So when we are a kid we are learning a lot of new information which takes awhile for our brain to process. As we age we have already processed a lot of information and our brain doesn't have to work very hard so it's processing time faster. But if we learn new things that the brain has to process it will help our perception of time slow down.
Summer seemed to have gone fast. Us adults use a lot of information we have already processed - growing seeds, planting the garden, getting firewood, harvesting, hunting, berry picking, our jobs, etc. This blog web site offers ways of getting your brain to perceive a slowing of time: keep learning, visit new places (could be in your own back yard), meet new people, try new activities, be spontaneous.

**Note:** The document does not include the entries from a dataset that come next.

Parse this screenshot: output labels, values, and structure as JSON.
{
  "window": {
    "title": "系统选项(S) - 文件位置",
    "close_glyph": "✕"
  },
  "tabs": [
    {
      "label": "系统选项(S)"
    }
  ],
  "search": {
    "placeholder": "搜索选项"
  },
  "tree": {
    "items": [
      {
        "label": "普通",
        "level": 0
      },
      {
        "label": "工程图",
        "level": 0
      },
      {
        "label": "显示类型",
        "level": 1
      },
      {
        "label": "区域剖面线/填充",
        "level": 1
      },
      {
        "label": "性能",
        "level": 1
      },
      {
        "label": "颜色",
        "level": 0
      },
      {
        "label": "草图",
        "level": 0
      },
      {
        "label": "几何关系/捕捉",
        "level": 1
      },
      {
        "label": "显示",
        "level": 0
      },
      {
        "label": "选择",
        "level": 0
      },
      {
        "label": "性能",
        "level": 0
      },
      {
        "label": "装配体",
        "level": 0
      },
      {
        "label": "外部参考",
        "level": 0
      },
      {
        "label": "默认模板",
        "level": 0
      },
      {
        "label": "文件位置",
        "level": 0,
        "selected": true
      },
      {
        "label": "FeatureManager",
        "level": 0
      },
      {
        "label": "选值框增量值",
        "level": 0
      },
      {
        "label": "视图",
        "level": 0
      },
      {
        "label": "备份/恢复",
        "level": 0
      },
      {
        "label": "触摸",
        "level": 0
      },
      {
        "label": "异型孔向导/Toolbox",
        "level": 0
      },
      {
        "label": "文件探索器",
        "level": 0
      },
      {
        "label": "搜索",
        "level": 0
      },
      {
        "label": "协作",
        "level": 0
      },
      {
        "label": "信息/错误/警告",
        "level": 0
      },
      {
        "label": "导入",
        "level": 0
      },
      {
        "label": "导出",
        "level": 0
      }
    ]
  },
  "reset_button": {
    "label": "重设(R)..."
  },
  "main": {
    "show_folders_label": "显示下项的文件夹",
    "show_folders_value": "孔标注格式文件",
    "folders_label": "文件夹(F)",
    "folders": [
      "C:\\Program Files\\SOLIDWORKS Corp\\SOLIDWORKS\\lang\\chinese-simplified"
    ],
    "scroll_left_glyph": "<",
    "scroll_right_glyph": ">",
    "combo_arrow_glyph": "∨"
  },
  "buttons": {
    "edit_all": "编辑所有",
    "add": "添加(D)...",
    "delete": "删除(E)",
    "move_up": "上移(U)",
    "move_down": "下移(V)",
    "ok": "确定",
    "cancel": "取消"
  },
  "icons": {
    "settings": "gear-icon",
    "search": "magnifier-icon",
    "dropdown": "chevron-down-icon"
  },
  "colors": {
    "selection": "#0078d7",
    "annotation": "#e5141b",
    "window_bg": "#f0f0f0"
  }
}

With that, WISE is planning new activities for the upcoming second and third grade Changing Seasons program. This program focuses on changes in wildlife adaptations, weather, plants, observation, web of life, fall gathering, and fish. Four of these are presented each year, with the other four being presented the next year so when second graders become third graders they are learning something new. The adults teaching the presentations may change the curriculum but still use the same subject. Since, for the most part, the same adults present each year this change helps their brains to learn and teach something new. For example, as a presenter, I just worked with my partner presenter on coming up with a new idea for the microscope observation station. This took awhile and time slowed down as we processed new information.
This year Changing Seasons will be at the Glennallen school on September 15, Slana school on September 16 and Kenny Lake school on September 23. Starting time is usually 10:00am. Each station is about 30 minutes, with an hour for lunch. Time schedules will be adjusted for each school. Homeschooled 2nd and 3rd graders are welcome to attend and can sign up by calling Robin Mayo at 822-3575 or 259-3575; or if you are connected with Copper River School District Upstream Learning contact Ramona Henspeter at 822-3234 ext 226. This year stations will focus on Fall gathering, birds, boreal forest, and observations. Parents are welcome to come as a chaperone or observer and learn something new!
From my light to yours-
Who We Are
WISEfriends are several writers connected with Wrangell Institute for Science and Environment, a nonprofit organization located in Alaska's Copper River Valley. Most of these articles originally appeared in our local newspaper, the Copper River Record.